WORK INSTRUCTION —
Among the entries below, which lines run from the line with "Output a JSON object describing the content" through the line with "Output a JSON object describing the text"? Retype those, both ends included, exactly and without pictures.

Component data from apps and pages:
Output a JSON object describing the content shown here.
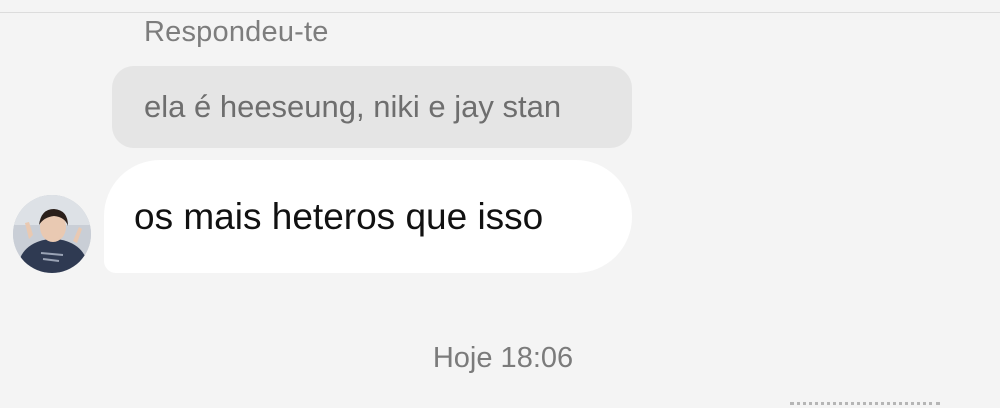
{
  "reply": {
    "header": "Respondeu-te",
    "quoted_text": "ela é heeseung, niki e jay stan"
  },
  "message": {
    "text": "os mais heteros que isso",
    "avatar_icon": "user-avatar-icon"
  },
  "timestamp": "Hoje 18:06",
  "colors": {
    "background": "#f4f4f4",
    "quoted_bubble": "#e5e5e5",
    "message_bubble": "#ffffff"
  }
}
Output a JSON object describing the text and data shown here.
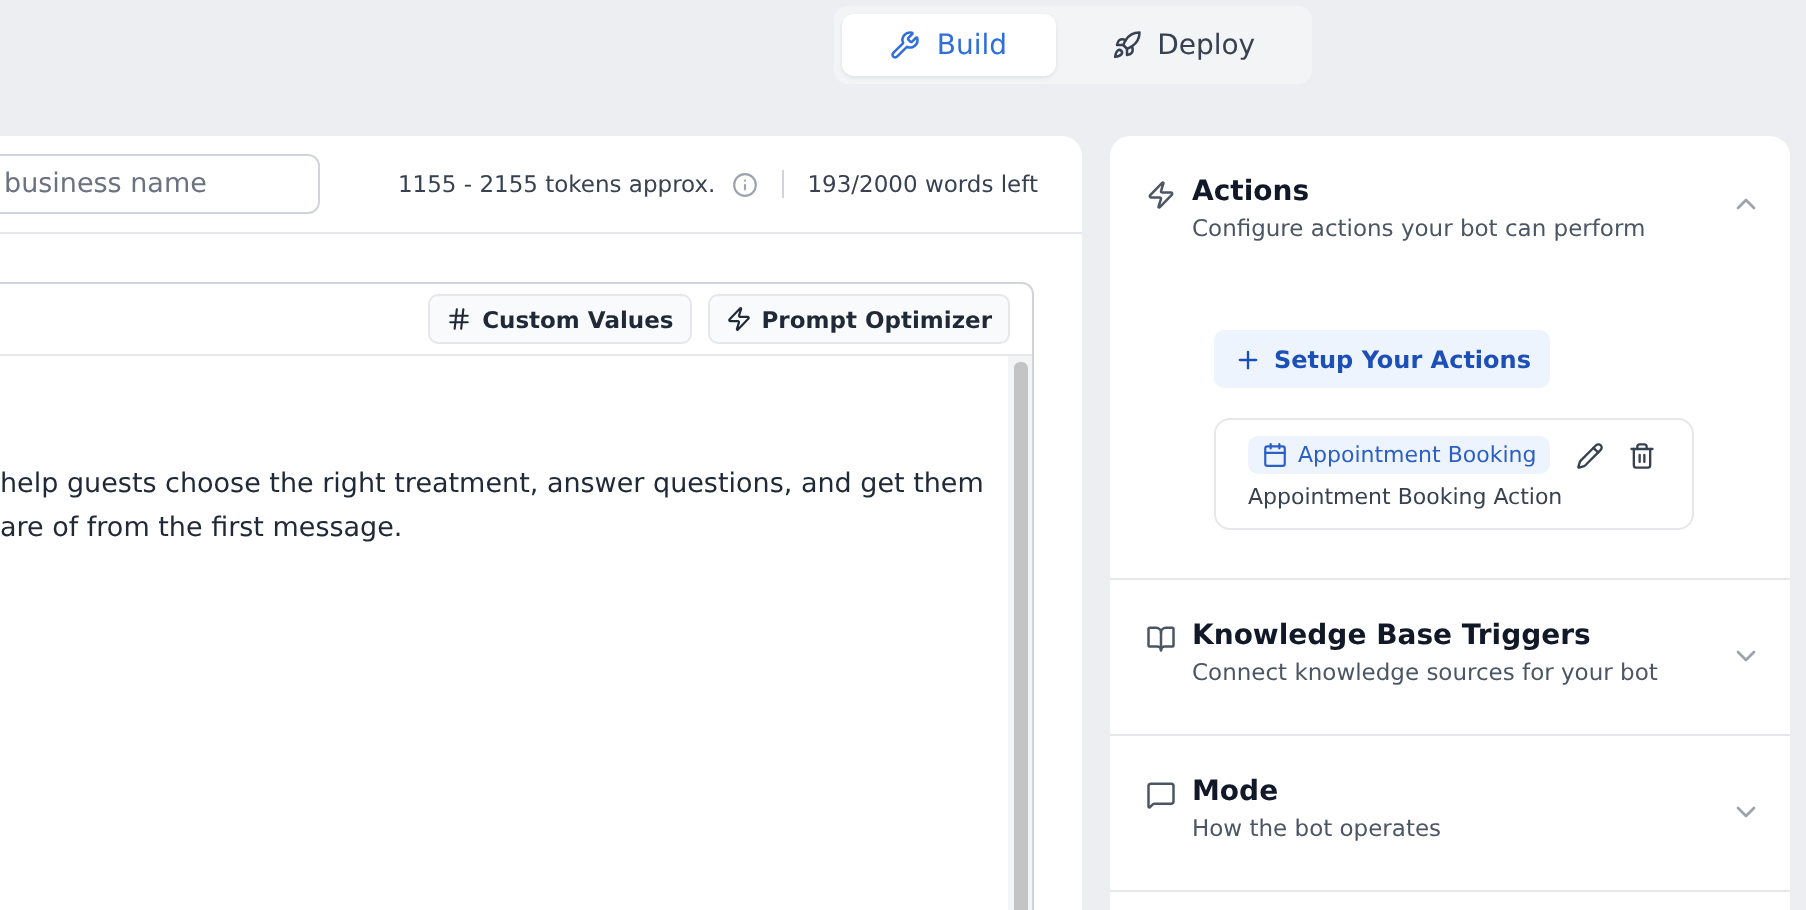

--

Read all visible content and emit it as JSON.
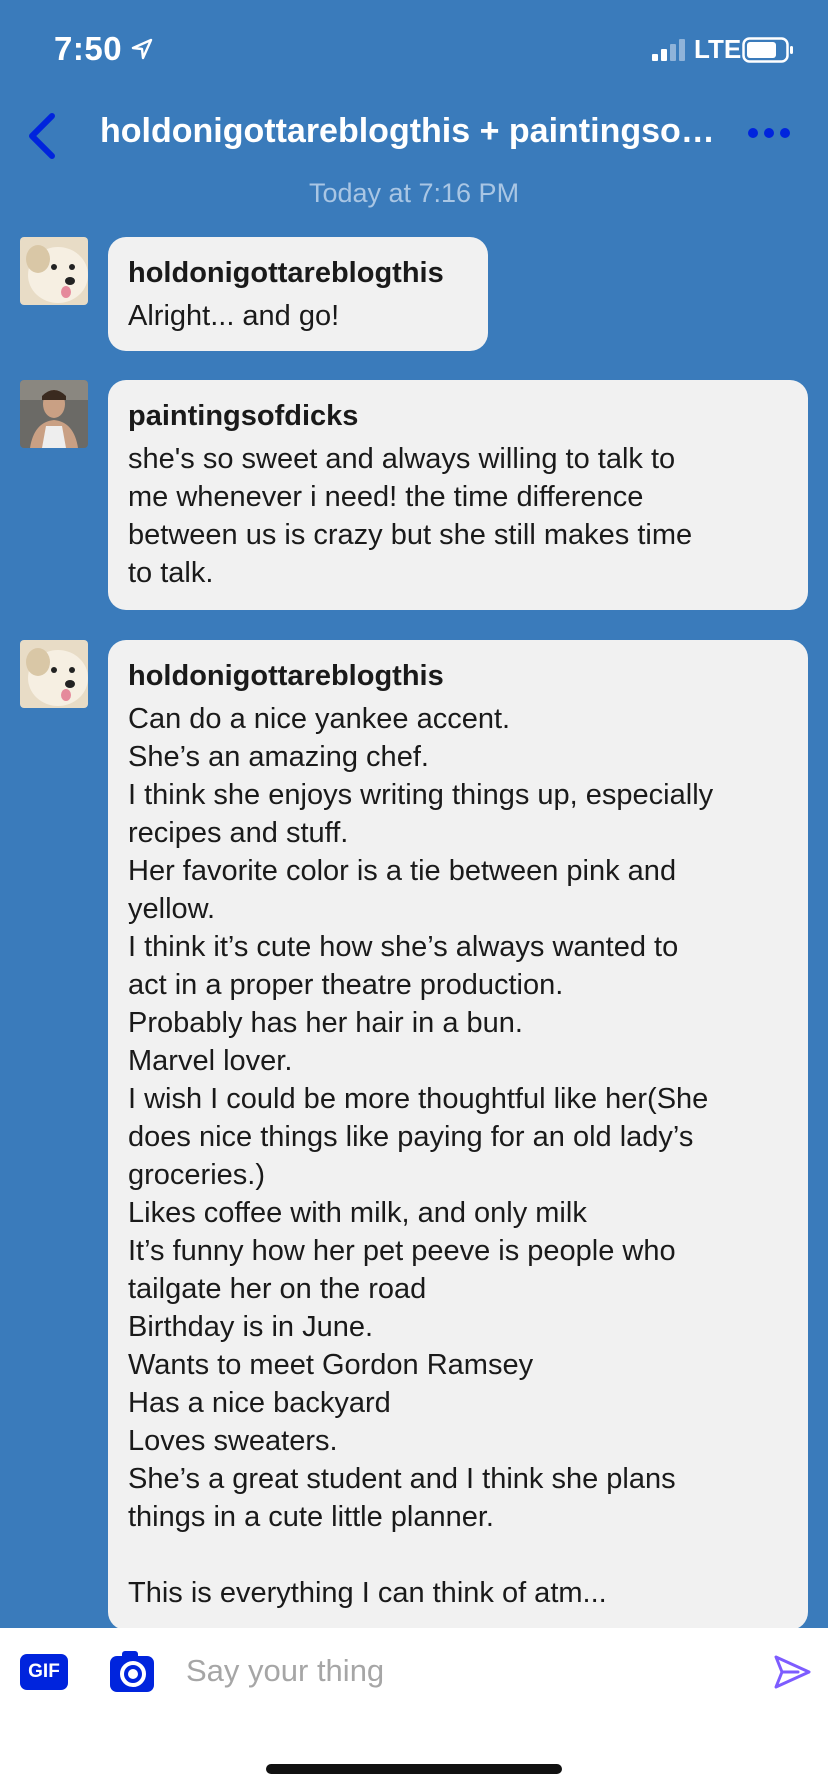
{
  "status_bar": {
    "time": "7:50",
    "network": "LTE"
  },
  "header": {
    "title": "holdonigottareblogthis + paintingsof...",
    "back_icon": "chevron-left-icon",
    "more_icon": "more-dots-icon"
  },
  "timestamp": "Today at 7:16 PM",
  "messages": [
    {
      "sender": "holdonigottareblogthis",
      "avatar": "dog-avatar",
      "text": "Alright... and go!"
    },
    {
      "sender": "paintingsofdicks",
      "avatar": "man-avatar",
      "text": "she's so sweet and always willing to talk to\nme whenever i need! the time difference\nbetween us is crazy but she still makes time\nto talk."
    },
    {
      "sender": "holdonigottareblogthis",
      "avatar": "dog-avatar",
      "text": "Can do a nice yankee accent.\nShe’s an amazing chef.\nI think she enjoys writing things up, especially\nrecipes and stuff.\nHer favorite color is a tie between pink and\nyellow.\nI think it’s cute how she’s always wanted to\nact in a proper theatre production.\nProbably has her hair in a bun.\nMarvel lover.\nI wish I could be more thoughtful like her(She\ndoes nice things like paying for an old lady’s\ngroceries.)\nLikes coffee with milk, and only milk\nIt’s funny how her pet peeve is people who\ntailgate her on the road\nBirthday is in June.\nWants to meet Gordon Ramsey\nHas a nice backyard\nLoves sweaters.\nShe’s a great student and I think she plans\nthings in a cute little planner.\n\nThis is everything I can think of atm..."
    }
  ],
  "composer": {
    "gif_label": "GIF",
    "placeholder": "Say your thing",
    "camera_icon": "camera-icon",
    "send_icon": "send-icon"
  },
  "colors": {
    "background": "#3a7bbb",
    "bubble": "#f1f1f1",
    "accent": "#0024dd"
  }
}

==

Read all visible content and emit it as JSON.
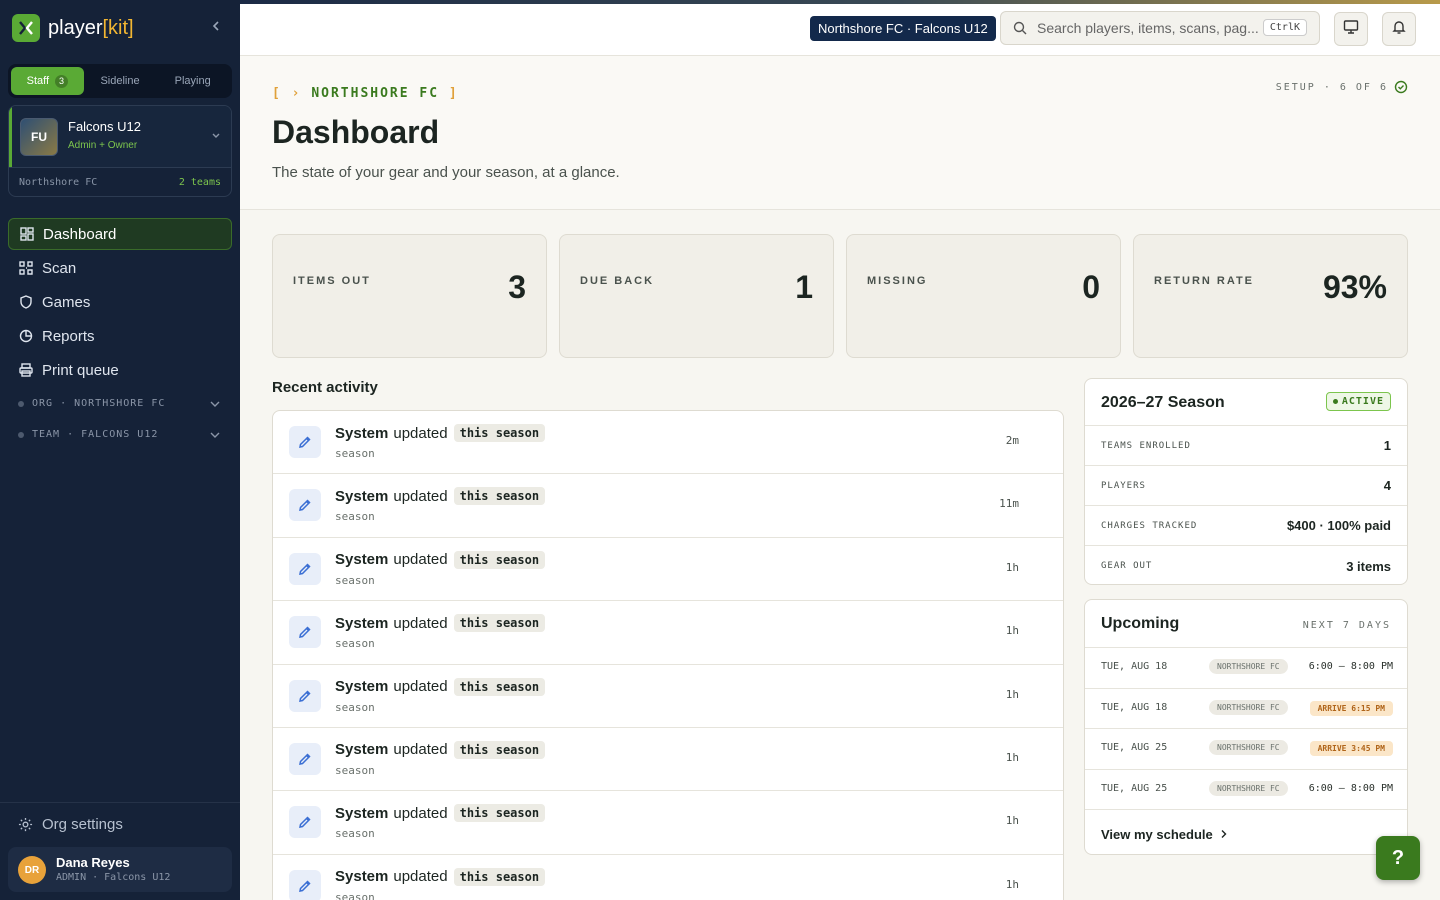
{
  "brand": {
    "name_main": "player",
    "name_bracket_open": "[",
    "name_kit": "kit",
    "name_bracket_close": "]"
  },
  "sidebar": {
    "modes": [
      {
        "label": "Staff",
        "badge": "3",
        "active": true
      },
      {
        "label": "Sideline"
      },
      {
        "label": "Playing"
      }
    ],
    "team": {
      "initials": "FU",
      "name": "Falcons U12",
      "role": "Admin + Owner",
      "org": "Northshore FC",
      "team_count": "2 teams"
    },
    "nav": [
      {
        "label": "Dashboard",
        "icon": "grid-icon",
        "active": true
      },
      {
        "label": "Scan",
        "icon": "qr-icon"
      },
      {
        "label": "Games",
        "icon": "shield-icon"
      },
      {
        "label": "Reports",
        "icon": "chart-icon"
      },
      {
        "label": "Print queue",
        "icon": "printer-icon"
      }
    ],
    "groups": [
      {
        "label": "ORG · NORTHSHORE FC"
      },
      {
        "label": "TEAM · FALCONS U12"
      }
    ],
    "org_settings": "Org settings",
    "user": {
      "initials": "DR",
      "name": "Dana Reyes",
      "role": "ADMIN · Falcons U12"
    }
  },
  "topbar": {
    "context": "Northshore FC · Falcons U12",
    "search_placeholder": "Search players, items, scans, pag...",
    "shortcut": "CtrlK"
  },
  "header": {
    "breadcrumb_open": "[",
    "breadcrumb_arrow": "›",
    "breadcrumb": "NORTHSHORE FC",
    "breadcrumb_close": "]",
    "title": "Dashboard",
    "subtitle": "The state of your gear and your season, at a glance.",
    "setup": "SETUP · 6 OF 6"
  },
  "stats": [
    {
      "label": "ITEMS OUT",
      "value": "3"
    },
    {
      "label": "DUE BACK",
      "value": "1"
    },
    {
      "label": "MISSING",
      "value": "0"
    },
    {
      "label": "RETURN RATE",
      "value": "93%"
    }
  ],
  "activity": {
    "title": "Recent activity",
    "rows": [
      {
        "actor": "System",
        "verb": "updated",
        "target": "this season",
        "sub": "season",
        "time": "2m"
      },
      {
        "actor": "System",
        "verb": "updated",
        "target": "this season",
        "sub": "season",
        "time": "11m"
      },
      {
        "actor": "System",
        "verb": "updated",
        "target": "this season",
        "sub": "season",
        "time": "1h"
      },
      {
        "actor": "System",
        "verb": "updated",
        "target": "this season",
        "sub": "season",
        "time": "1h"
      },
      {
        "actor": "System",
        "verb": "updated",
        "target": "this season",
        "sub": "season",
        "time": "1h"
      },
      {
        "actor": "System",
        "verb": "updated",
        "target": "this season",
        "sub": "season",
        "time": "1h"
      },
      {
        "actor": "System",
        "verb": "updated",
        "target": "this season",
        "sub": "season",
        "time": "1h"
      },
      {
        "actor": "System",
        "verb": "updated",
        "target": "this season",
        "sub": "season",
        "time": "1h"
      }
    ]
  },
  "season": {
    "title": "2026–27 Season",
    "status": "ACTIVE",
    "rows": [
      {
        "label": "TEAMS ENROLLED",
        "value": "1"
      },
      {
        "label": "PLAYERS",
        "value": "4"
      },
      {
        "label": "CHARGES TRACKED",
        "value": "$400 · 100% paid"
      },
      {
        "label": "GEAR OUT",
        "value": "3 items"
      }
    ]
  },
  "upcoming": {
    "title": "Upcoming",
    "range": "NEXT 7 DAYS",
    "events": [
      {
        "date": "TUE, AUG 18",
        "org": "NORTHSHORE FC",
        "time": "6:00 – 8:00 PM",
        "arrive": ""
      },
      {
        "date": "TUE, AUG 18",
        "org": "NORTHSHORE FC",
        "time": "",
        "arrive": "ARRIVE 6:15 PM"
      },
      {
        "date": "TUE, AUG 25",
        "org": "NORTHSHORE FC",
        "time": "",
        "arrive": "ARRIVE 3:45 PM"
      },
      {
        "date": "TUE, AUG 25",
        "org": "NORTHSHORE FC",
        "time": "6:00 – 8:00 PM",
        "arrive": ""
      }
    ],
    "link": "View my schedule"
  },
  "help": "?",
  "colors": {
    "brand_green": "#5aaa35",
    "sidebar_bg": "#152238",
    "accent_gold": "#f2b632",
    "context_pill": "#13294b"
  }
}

RESULT OF THE TASK —
Output a JSON object describing the content shown here.
{
  "reply": {
    "header": "Respondeu-te",
    "quoted_text": "ela é heeseung, niki e jay stan"
  },
  "message": {
    "text": "os mais heteros que isso",
    "avatar_icon": "user-avatar-icon"
  },
  "timestamp": "Hoje 18:06",
  "colors": {
    "background": "#f4f4f4",
    "quoted_bubble": "#e5e5e5",
    "message_bubble": "#ffffff"
  }
}
Output a JSON object describing the text and data shown here.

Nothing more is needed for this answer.